+++ DATA FOR ANALYSIS +++
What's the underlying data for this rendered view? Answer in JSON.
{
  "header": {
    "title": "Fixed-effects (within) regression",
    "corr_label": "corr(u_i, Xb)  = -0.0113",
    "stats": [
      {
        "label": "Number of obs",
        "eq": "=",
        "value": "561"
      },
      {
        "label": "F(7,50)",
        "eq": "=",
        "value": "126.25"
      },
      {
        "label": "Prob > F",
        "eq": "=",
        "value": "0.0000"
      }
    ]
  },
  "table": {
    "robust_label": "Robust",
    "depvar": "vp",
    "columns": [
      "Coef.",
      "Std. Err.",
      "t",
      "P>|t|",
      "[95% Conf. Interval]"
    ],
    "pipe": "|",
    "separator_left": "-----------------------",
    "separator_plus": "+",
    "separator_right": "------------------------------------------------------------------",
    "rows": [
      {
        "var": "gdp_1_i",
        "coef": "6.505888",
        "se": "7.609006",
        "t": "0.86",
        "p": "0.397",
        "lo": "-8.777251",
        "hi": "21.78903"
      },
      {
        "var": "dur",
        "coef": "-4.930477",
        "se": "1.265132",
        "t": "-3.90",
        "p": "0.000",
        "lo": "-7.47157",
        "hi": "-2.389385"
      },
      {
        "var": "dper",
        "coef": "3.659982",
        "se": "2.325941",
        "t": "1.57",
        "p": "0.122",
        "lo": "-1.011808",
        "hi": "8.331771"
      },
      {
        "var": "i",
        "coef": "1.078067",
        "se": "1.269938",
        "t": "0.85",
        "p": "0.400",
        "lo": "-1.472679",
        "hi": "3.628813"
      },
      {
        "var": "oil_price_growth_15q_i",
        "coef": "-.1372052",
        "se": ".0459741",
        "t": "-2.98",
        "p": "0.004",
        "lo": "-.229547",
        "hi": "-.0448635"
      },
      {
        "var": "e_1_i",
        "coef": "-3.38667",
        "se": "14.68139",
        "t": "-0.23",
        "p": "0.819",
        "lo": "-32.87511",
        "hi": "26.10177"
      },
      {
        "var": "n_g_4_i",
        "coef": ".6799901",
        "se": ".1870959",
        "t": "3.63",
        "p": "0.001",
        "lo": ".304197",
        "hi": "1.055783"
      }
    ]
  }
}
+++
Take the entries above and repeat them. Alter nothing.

▶ [EXERCISE RESULT]:
What's the underlying data for this rendered view? Answer in JSON.
{
  "header": {
    "title": "Fixed-effects (within) regression",
    "corr_label": "corr(u_i, Xb)  = -0.0113",
    "stats": [
      {
        "label": "Number of obs",
        "eq": "=",
        "value": "561"
      },
      {
        "label": "F(7,50)",
        "eq": "=",
        "value": "126.25"
      },
      {
        "label": "Prob > F",
        "eq": "=",
        "value": "0.0000"
      }
    ]
  },
  "table": {
    "robust_label": "Robust",
    "depvar": "vp",
    "columns": [
      "Coef.",
      "Std. Err.",
      "t",
      "P>|t|",
      "[95% Conf. Interval]"
    ],
    "pipe": "|",
    "separator_left": "-----------------------",
    "separator_plus": "+",
    "separator_right": "------------------------------------------------------------------",
    "rows": [
      {
        "var": "gdp_1_i",
        "coef": "6.505888",
        "se": "7.609006",
        "t": "0.86",
        "p": "0.397",
        "lo": "-8.777251",
        "hi": "21.78903"
      },
      {
        "var": "dur",
        "coef": "-4.930477",
        "se": "1.265132",
        "t": "-3.90",
        "p": "0.000",
        "lo": "-7.47157",
        "hi": "-2.389385"
      },
      {
        "var": "dper",
        "coef": "3.659982",
        "se": "2.325941",
        "t": "1.57",
        "p": "0.122",
        "lo": "-1.011808",
        "hi": "8.331771"
      },
      {
        "var": "i",
        "coef": "1.078067",
        "se": "1.269938",
        "t": "0.85",
        "p": "0.400",
        "lo": "-1.472679",
        "hi": "3.628813"
      },
      {
        "var": "oil_price_growth_15q_i",
        "coef": "-.1372052",
        "se": ".0459741",
        "t": "-2.98",
        "p": "0.004",
        "lo": "-.229547",
        "hi": "-.0448635"
      },
      {
        "var": "e_1_i",
        "coef": "-3.38667",
        "se": "14.68139",
        "t": "-0.23",
        "p": "0.819",
        "lo": "-32.87511",
        "hi": "26.10177"
      },
      {
        "var": "n_g_4_i",
        "coef": ".6799901",
        "se": ".1870959",
        "t": "3.63",
        "p": "0.001",
        "lo": ".304197",
        "hi": "1.055783"
      }
    ]
  }
}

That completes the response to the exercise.